We had the honor of hosting a baby shower the day before Mother’s Day. Part of the shower was writing advice or letters to the parents-to-be and their little girl. Before writing mine, I flipped through a few – Take time for each other; Accept babysitting; Remember 2am doesn’t last forever; It’s ok to be tired. I added mine with the caveat that we’ve only been on this journey a short time. My advice should be taken with a giant grain of salt.
After everyone left, with Elle asleep in the carrier, I laid us down on the couch and read a bit from The Mother Letters, a compilation of advice and wisdom, collected by Seth & Amber Haines. Inspired, I thought I’d add my letter.
I am writing this, baby crawling over the keyboard, smiling and talking. Ratatouille playing while our three year old sleeps next to me. She tells me she doesn’t need to nap anymore but somehow, in the car, snuggled on the couch, it seems she still needs afternoon rest.
Before this point, I would have forced the nap – and some days, I still do. But, as a mom, something I’m learning is that some battles aren’t worth fighting. Some things are so important and others it’s ok to go with the flow. And the thing about motherhood? Each day is different. Yesterday’s go with the flow is today’s important non-negotiable.
I’m learning, too that though I have thirty years on my girls, that doesn’t mean I know best. They know themselves so well. When Bea asked and asked to share a room with Elle, we kept saying later, when you’re older. But one day, we realized Why not try? So we did. It was no magic bullet but bedtime and sleep have been better. And they both love it. Why not listen?
When we’ve gone through hard times and reached out to our communities, people give us so much amazing advice. And I’m learning to take with adaptations. Advice is how we connect. And some works amazingly and some parts work well and others just don’t work for us. And that’s ok. We listen, we learn, and then we follow our instincts.
I guess my point to you mother-friend, is that we are human, raising humans. As much as we search for a guide book, as much as we think the older generations can answer our questions, each experience, each family, each kid is so different. So, we listen, we learn, we learn to follow our instincts. And that is exactly what our kids need most. For us to be fully human and allow them to be fully human, too.
My guess is that you are an incredible mother.

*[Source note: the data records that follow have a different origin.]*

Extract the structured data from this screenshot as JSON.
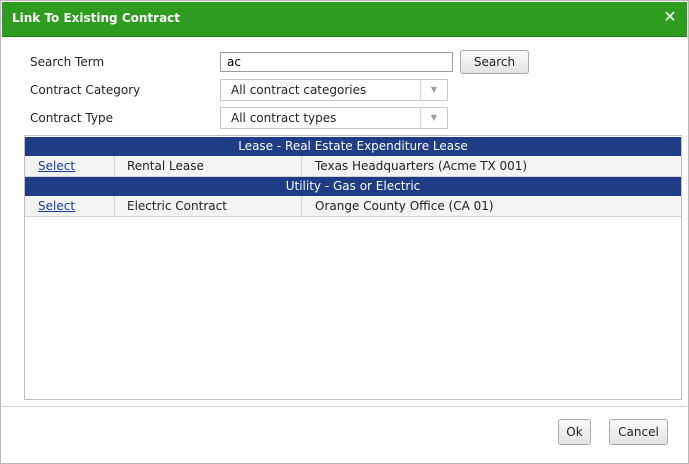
{
  "dialog": {
    "title": "Link To Existing Contract",
    "close_glyph": "✕"
  },
  "form": {
    "search_term_label": "Search Term",
    "search_term_value": "ac",
    "search_button": "Search",
    "category_label": "Contract Category",
    "category_value": "All contract categories",
    "type_label": "Contract Type",
    "type_value": "All contract types"
  },
  "results": {
    "groups": [
      {
        "header": "Lease - Real Estate Expenditure Lease",
        "rows": [
          {
            "action": "Select",
            "contract": "Rental Lease",
            "location": "Texas Headquarters (Acme TX 001)"
          }
        ]
      },
      {
        "header": "Utility - Gas or Electric",
        "rows": [
          {
            "action": "Select",
            "contract": "Electric Contract",
            "location": "Orange County Office (CA 01)"
          }
        ]
      }
    ]
  },
  "footer": {
    "ok": "Ok",
    "cancel": "Cancel"
  },
  "colors": {
    "title_bar": "#2e9c1f",
    "group_header": "#1f3d87",
    "link": "#1a3c9c"
  }
}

That your good moments far outweigh the bad ones, no mater how unbalanced life may feel.
On this Mother’s Day, I raise a glass of champagne to being a fully human mother.